- Multilevel trend analysis. Your financial people and sales and marketing forces will acquire the capacity to define and analyze trends at every level, from the entire market down to age-groups-by-region or any other fine level that matters. And they will ultimately control the level of precision of their forecasting, because they will control the quality of the data going in and the resolution of the measurements.
- Company-wide performance monitoring. This same style of analysis can be applied at the department level, business unit level, and company-wide. You can develop, and continually refine, metrics that will allow you to continuously evaluate your company’s performance.
- User-defined, user-controlled reporting. This one is highlighted to make sure you don’t jump over it, because it sounds mundane. But there is no overstating the incredible value of this capability—and, moreover, it’s the justification you’ve been looking for.
Making your case
Consider the operational reporting systems you have in place. You need look no further than Orders for an example. A mass of reports issue from this system, going to many different individuals in a number of departments. It’s often the case that any one of these users is grabbing transactional orders, data from Order History, as well as data from different databases altogether (Customer tables, etc.) in order to assemble the information required. What’s wrong with this? Well, in the first place, since the reports are largely static, and since the information is often in different databases requiring multiple queries, it’s expensive to operate this way. And this is before we even factor in the cost of developing new reports.
Your choice, then, is one-for-one application investment vs. many-for-one. That is, you need to make clear to your executive decision-makers that the ultimate take-home point of data warehouse implementation is that you’re giving your user community a single application that yields the results of many applications. The money you’d spend implementing one major new application can be spent on a data warehouse, and a great many powerful applications will spring up. Isn’t this the kind of bargain we all shop for?
This, incidentally, leads you to a fourth benefit, tailor-made for your peers: a data warehouse enables an Executive Information System. An EIS is an application that delivers, in digest form, any information an executive needs for decision support. The philosophy behind such systems is that typical executives do not fall among the users described above: There ‘s no way they’re going to go to four or five sources to cobble together the data they need to do their jobs. They want whatever they can get, information-wise, by going to as little trouble as possible to get it. For such users, a data warehouse is a dream come true.
Who gets the bill?
If you can’t sell this, then they just aren’t buying. A data warehouse is going to ultimately be a bargain and a powerful strategic tool that will give your company a competitive edge.
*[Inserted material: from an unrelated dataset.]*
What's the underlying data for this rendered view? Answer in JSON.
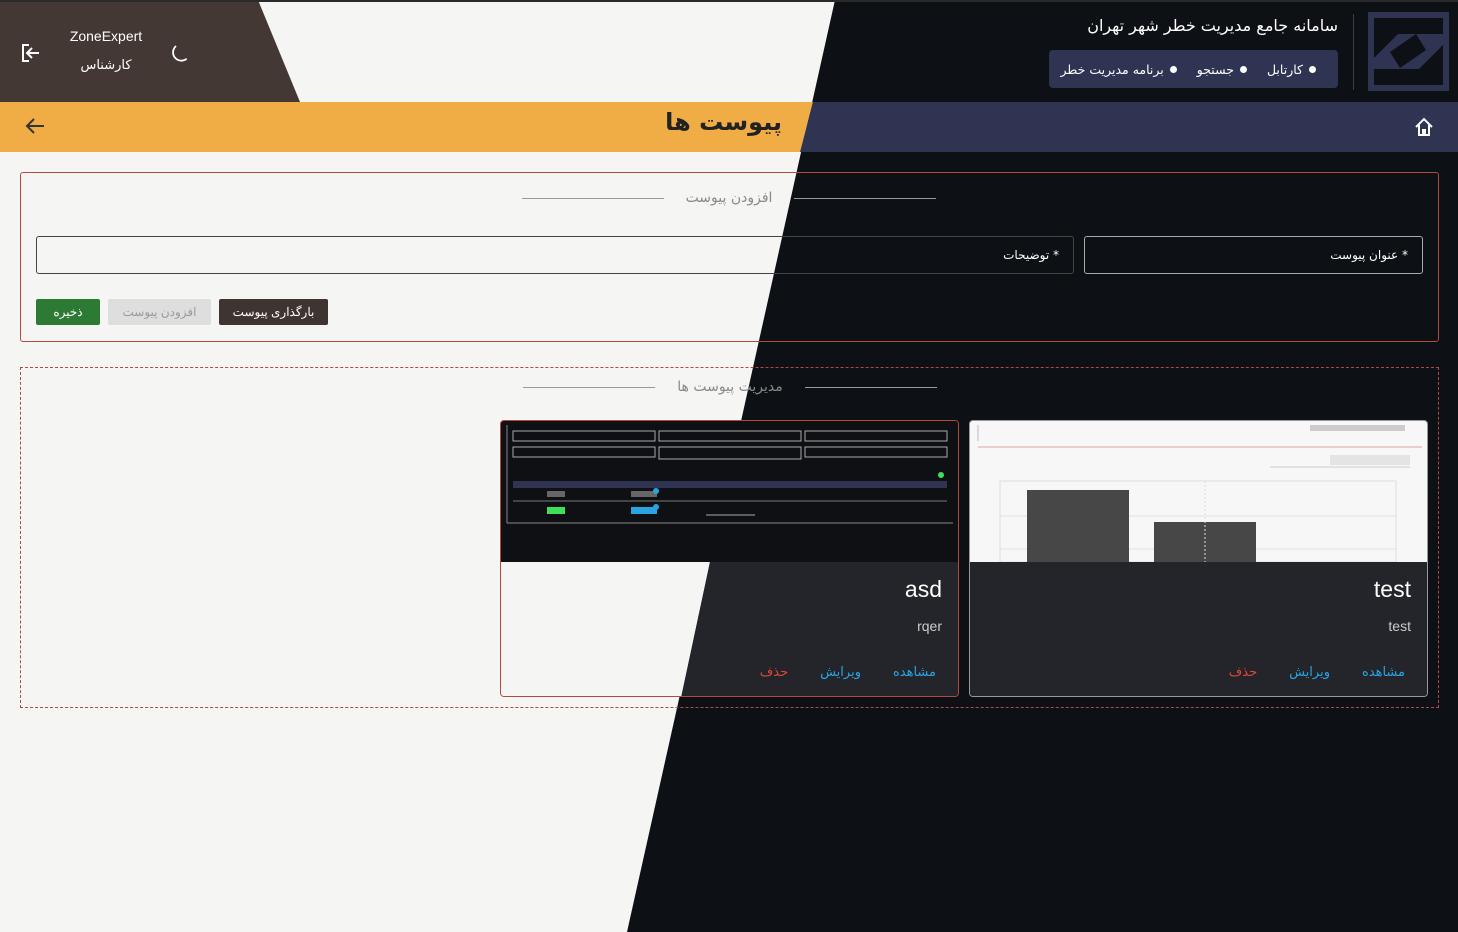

And while you can’t offer a very solid cost figure, you can safely say it’s going to be more than $100,000 and that it is unlikely to reach seven figures.
What are you buying? If you’re on an ERP platform (SAP R/3, Oracle, PeopleSoft), you can buy a development kit that will give you the tools you need to extract and load data, and to develop data mining and analytic applications. If you’re not, the principles remain the same. You’re buying storage (you already know about this), extract-transform-load (ETL) software for putting data into the warehouse, and software for data mining, and for analytics (Online Analytical Processing, or OLAP). Beyond this, it’s a people process: You’re going to pay for the on-the-job training of local users of this analytical function, and for the trial-and-error development of reports by many users who can make use of this new analytical vs. transactional mindset (these will all be discussed in more depth in future articles).
You’ll need to bottom-line it, and the bottom line is just what everyone wants to hear: with data warehousing, your user community will be able to do more with less.